**WHAT YOU ARE ASKED TO DO:** Output the data below exactly as it is, dropping the pictures from your copy.

++++++++++++++++++++

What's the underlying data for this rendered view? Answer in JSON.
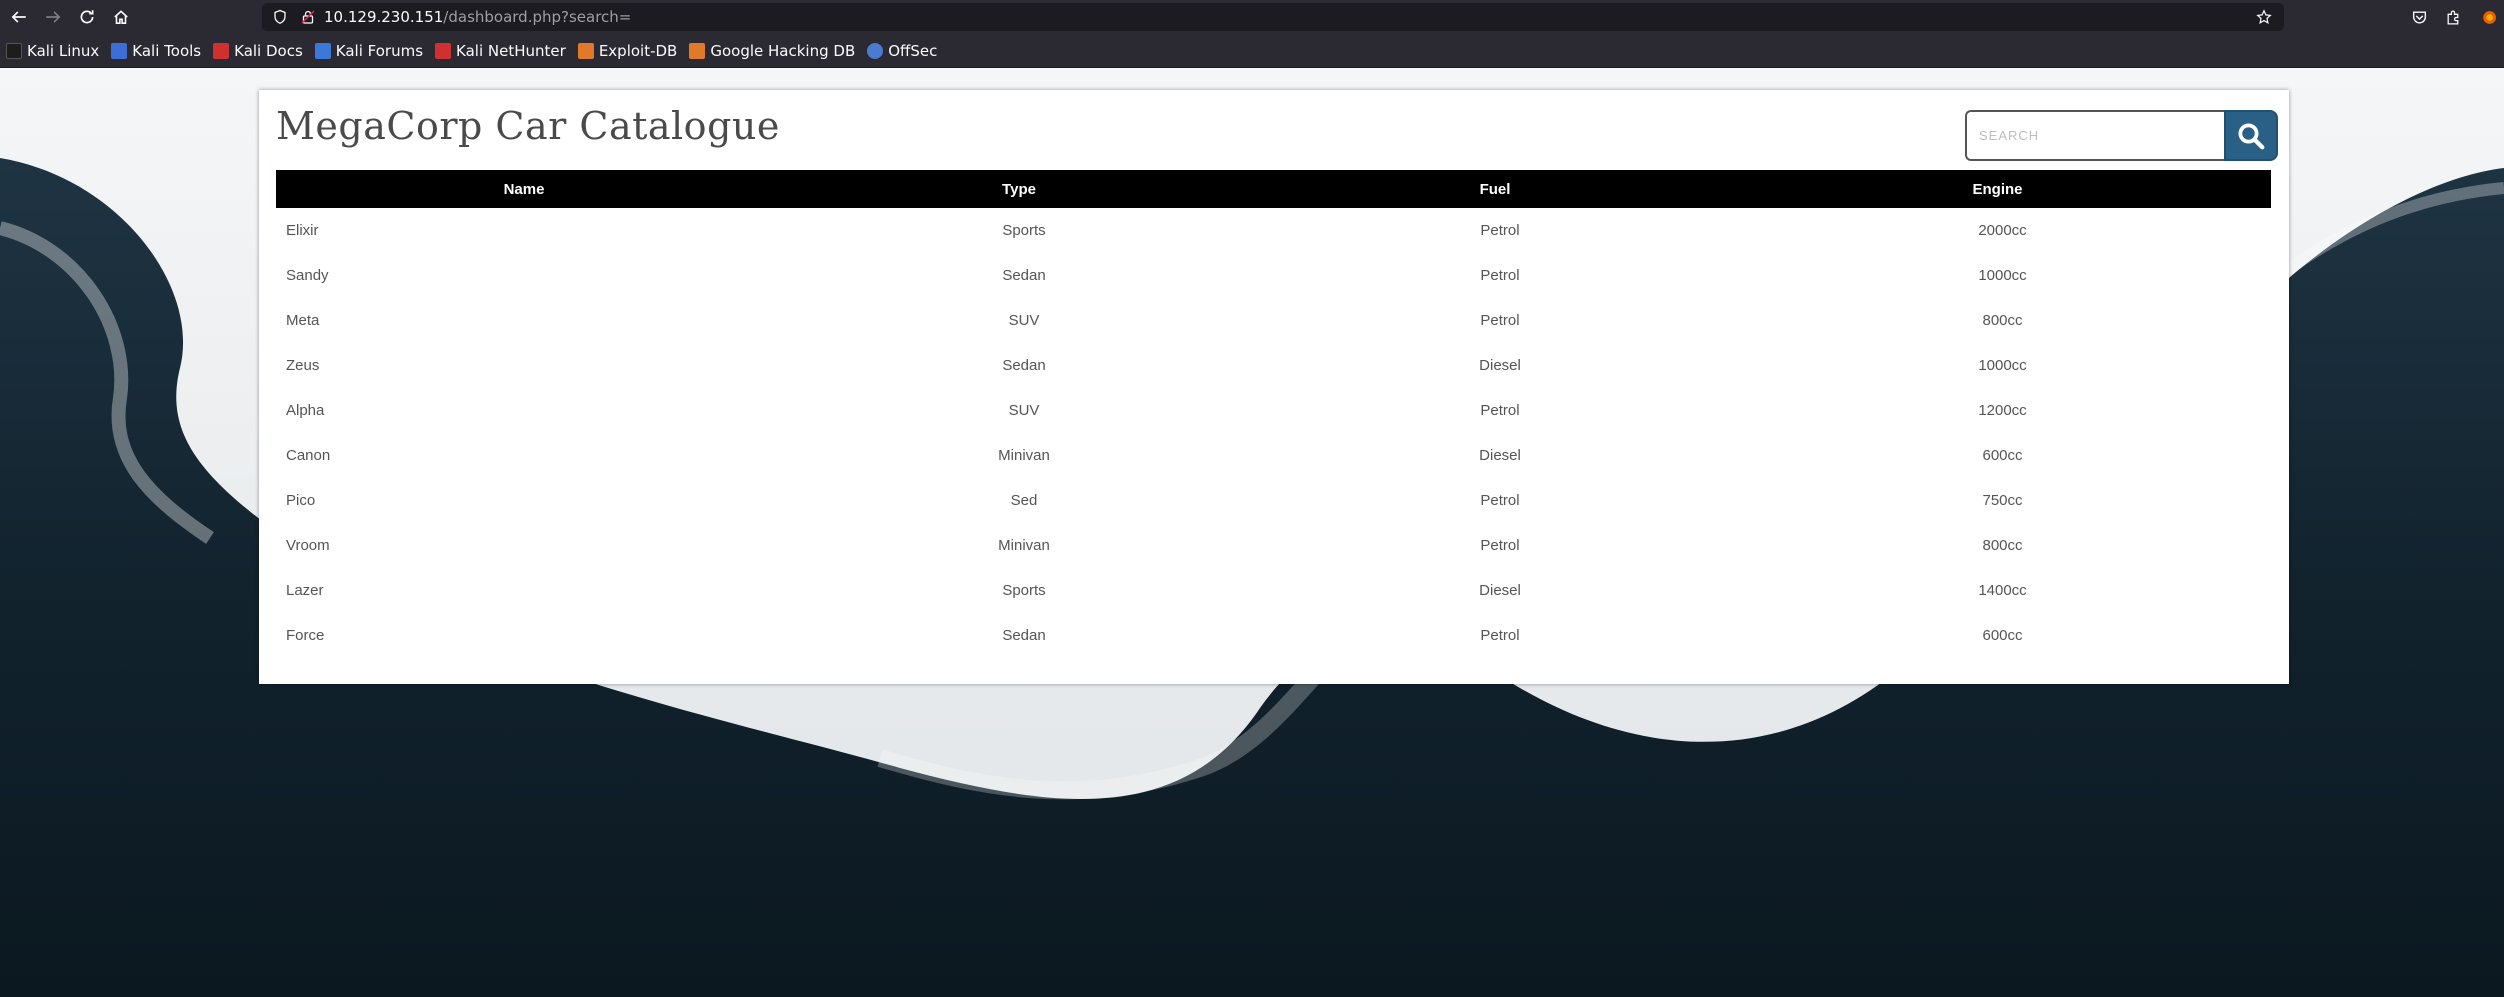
{
  "browser": {
    "url_host": "10.129.230.151",
    "url_path": "/dashboard.php?search=",
    "bookmarks": [
      {
        "label": "Kali Linux",
        "color": "#1d1d1d"
      },
      {
        "label": "Kali Tools",
        "color": "#3b6fd6"
      },
      {
        "label": "Kali Docs",
        "color": "#d0302f"
      },
      {
        "label": "Kali Forums",
        "color": "#3b78d8"
      },
      {
        "label": "Kali NetHunter",
        "color": "#d0302f"
      },
      {
        "label": "Exploit-DB",
        "color": "#e07a2a"
      },
      {
        "label": "Google Hacking DB",
        "color": "#e07a2a"
      },
      {
        "label": "OffSec",
        "color": "#4a7bd0"
      }
    ]
  },
  "page": {
    "title": "MegaCorp Car Catalogue",
    "search": {
      "placeholder": "SEARCH",
      "value": ""
    },
    "accent": "#2a5f86"
  },
  "table": {
    "headers": {
      "name": "Name",
      "type": "Type",
      "fuel": "Fuel",
      "engine": "Engine"
    },
    "rows": [
      {
        "name": "Elixir",
        "type": "Sports",
        "fuel": "Petrol",
        "engine": "2000cc"
      },
      {
        "name": "Sandy",
        "type": "Sedan",
        "fuel": "Petrol",
        "engine": "1000cc"
      },
      {
        "name": "Meta",
        "type": "SUV",
        "fuel": "Petrol",
        "engine": "800cc"
      },
      {
        "name": "Zeus",
        "type": "Sedan",
        "fuel": "Diesel",
        "engine": "1000cc"
      },
      {
        "name": "Alpha",
        "type": "SUV",
        "fuel": "Petrol",
        "engine": "1200cc"
      },
      {
        "name": "Canon",
        "type": "Minivan",
        "fuel": "Diesel",
        "engine": "600cc"
      },
      {
        "name": "Pico",
        "type": "Sed",
        "fuel": "Petrol",
        "engine": "750cc"
      },
      {
        "name": "Vroom",
        "type": "Minivan",
        "fuel": "Petrol",
        "engine": "800cc"
      },
      {
        "name": "Lazer",
        "type": "Sports",
        "fuel": "Diesel",
        "engine": "1400cc"
      },
      {
        "name": "Force",
        "type": "Sedan",
        "fuel": "Petrol",
        "engine": "600cc"
      }
    ]
  }
}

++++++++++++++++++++

**WRITTEN RESPONSE:**
What's the underlying data for this rendered view? Answer in JSON.
{
  "browser": {
    "url_host": "10.129.230.151",
    "url_path": "/dashboard.php?search=",
    "bookmarks": [
      {
        "label": "Kali Linux",
        "color": "#1d1d1d"
      },
      {
        "label": "Kali Tools",
        "color": "#3b6fd6"
      },
      {
        "label": "Kali Docs",
        "color": "#d0302f"
      },
      {
        "label": "Kali Forums",
        "color": "#3b78d8"
      },
      {
        "label": "Kali NetHunter",
        "color": "#d0302f"
      },
      {
        "label": "Exploit-DB",
        "color": "#e07a2a"
      },
      {
        "label": "Google Hacking DB",
        "color": "#e07a2a"
      },
      {
        "label": "OffSec",
        "color": "#4a7bd0"
      }
    ]
  },
  "page": {
    "title": "MegaCorp Car Catalogue",
    "search": {
      "placeholder": "SEARCH",
      "value": ""
    },
    "accent": "#2a5f86"
  },
  "table": {
    "headers": {
      "name": "Name",
      "type": "Type",
      "fuel": "Fuel",
      "engine": "Engine"
    },
    "rows": [
      {
        "name": "Elixir",
        "type": "Sports",
        "fuel": "Petrol",
        "engine": "2000cc"
      },
      {
        "name": "Sandy",
        "type": "Sedan",
        "fuel": "Petrol",
        "engine": "1000cc"
      },
      {
        "name": "Meta",
        "type": "SUV",
        "fuel": "Petrol",
        "engine": "800cc"
      },
      {
        "name": "Zeus",
        "type": "Sedan",
        "fuel": "Diesel",
        "engine": "1000cc"
      },
      {
        "name": "Alpha",
        "type": "SUV",
        "fuel": "Petrol",
        "engine": "1200cc"
      },
      {
        "name": "Canon",
        "type": "Minivan",
        "fuel": "Diesel",
        "engine": "600cc"
      },
      {
        "name": "Pico",
        "type": "Sed",
        "fuel": "Petrol",
        "engine": "750cc"
      },
      {
        "name": "Vroom",
        "type": "Minivan",
        "fuel": "Petrol",
        "engine": "800cc"
      },
      {
        "name": "Lazer",
        "type": "Sports",
        "fuel": "Diesel",
        "engine": "1400cc"
      },
      {
        "name": "Force",
        "type": "Sedan",
        "fuel": "Petrol",
        "engine": "600cc"
      }
    ]
  }
}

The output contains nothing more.